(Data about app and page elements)
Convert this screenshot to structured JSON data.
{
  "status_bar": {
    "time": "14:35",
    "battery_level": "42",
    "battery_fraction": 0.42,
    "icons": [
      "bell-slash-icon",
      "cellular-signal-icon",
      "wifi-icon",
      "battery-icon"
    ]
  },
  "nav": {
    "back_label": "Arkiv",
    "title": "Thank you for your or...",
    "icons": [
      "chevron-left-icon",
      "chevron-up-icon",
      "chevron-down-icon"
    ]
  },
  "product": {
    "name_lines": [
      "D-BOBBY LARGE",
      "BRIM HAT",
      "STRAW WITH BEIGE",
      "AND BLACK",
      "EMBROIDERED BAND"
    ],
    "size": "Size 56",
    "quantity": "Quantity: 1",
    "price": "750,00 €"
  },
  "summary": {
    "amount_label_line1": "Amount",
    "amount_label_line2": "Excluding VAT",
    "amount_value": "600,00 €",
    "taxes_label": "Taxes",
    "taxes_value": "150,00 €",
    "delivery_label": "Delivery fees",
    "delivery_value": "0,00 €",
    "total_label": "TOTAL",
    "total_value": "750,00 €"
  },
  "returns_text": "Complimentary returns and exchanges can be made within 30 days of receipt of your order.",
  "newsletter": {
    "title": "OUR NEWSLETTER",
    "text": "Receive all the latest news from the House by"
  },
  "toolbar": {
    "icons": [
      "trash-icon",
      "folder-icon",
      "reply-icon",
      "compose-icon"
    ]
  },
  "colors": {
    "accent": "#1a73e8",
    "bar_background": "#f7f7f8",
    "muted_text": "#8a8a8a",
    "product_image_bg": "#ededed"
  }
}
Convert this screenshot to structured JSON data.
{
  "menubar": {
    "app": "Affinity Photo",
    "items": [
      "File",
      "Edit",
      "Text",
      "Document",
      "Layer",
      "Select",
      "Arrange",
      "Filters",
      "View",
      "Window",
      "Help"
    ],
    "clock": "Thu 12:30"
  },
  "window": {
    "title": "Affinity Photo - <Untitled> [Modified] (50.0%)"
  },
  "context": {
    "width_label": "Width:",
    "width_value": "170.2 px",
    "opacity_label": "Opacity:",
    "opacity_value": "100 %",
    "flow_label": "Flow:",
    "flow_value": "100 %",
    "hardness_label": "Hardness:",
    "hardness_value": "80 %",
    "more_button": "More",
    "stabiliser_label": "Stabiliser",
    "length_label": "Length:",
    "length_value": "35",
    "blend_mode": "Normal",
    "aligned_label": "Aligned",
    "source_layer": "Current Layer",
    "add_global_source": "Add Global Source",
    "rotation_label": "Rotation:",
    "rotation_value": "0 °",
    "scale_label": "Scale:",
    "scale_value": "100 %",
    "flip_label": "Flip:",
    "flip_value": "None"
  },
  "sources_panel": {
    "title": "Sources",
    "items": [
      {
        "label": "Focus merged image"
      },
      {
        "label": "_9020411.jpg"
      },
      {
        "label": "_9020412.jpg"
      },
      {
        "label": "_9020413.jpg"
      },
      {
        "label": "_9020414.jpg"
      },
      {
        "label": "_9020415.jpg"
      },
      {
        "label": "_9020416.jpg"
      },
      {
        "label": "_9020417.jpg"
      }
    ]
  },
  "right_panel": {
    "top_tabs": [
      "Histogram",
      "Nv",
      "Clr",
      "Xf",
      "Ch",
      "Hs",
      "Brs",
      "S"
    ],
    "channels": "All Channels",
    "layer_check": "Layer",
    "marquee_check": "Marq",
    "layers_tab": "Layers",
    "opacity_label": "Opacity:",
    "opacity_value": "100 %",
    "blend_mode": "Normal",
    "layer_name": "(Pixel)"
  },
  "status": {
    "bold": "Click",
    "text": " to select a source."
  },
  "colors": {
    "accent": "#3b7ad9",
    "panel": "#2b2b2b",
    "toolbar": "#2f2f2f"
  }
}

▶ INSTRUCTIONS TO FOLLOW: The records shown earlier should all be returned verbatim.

▶ ANSWER FOR THIS EXERCISE:
Convert this screenshot to structured JSON data.
{
  "status_bar": {
    "time": "14:35",
    "battery_level": "42",
    "battery_fraction": 0.42,
    "icons": [
      "bell-slash-icon",
      "cellular-signal-icon",
      "wifi-icon",
      "battery-icon"
    ]
  },
  "nav": {
    "back_label": "Arkiv",
    "title": "Thank you for your or...",
    "icons": [
      "chevron-left-icon",
      "chevron-up-icon",
      "chevron-down-icon"
    ]
  },
  "product": {
    "name_lines": [
      "D-BOBBY LARGE",
      "BRIM HAT",
      "STRAW WITH BEIGE",
      "AND BLACK",
      "EMBROIDERED BAND"
    ],
    "size": "Size 56",
    "quantity": "Quantity: 1",
    "price": "750,00 €"
  },
  "summary": {
    "amount_label_line1": "Amount",
    "amount_label_line2": "Excluding VAT",
    "amount_value": "600,00 €",
    "taxes_label": "Taxes",
    "taxes_value": "150,00 €",
    "delivery_label": "Delivery fees",
    "delivery_value": "0,00 €",
    "total_label": "TOTAL",
    "total_value": "750,00 €"
  },
  "returns_text": "Complimentary returns and exchanges can be made within 30 days of receipt of your order.",
  "newsletter": {
    "title": "OUR NEWSLETTER",
    "text": "Receive all the latest news from the House by"
  },
  "toolbar": {
    "icons": [
      "trash-icon",
      "folder-icon",
      "reply-icon",
      "compose-icon"
    ]
  },
  "colors": {
    "accent": "#1a73e8",
    "bar_background": "#f7f7f8",
    "muted_text": "#8a8a8a",
    "product_image_bg": "#ededed"
  }
}
Convert this screenshot to structured JSON data.
{
  "menubar": {
    "app": "Affinity Photo",
    "items": [
      "File",
      "Edit",
      "Text",
      "Document",
      "Layer",
      "Select",
      "Arrange",
      "Filters",
      "View",
      "Window",
      "Help"
    ],
    "clock": "Thu 12:30"
  },
  "window": {
    "title": "Affinity Photo - <Untitled> [Modified] (50.0%)"
  },
  "context": {
    "width_label": "Width:",
    "width_value": "170.2 px",
    "opacity_label": "Opacity:",
    "opacity_value": "100 %",
    "flow_label": "Flow:",
    "flow_value": "100 %",
    "hardness_label": "Hardness:",
    "hardness_value": "80 %",
    "more_button": "More",
    "stabiliser_label": "Stabiliser",
    "length_label": "Length:",
    "length_value": "35",
    "blend_mode": "Normal",
    "aligned_label": "Aligned",
    "source_layer": "Current Layer",
    "add_global_source": "Add Global Source",
    "rotation_label": "Rotation:",
    "rotation_value": "0 °",
    "scale_label": "Scale:",
    "scale_value": "100 %",
    "flip_label": "Flip:",
    "flip_value": "None"
  },
  "sources_panel": {
    "title": "Sources",
    "items": [
      {
        "label": "Focus merged image"
      },
      {
        "label": "_9020411.jpg"
      },
      {
        "label": "_9020412.jpg"
      },
      {
        "label": "_9020413.jpg"
      },
      {
        "label": "_9020414.jpg"
      },
      {
        "label": "_9020415.jpg"
      },
      {
        "label": "_9020416.jpg"
      },
      {
        "label": "_9020417.jpg"
      }
    ]
  },
  "right_panel": {
    "top_tabs": [
      "Histogram",
      "Nv",
      "Clr",
      "Xf",
      "Ch",
      "Hs",
      "Brs",
      "S"
    ],
    "channels": "All Channels",
    "layer_check": "Layer",
    "marquee_check": "Marq",
    "layers_tab": "Layers",
    "opacity_label": "Opacity:",
    "opacity_value": "100 %",
    "blend_mode": "Normal",
    "layer_name": "(Pixel)"
  },
  "status": {
    "bold": "Click",
    "text": " to select a source."
  },
  "colors": {
    "accent": "#3b7ad9",
    "panel": "#2b2b2b",
    "toolbar": "#2f2f2f"
  }
}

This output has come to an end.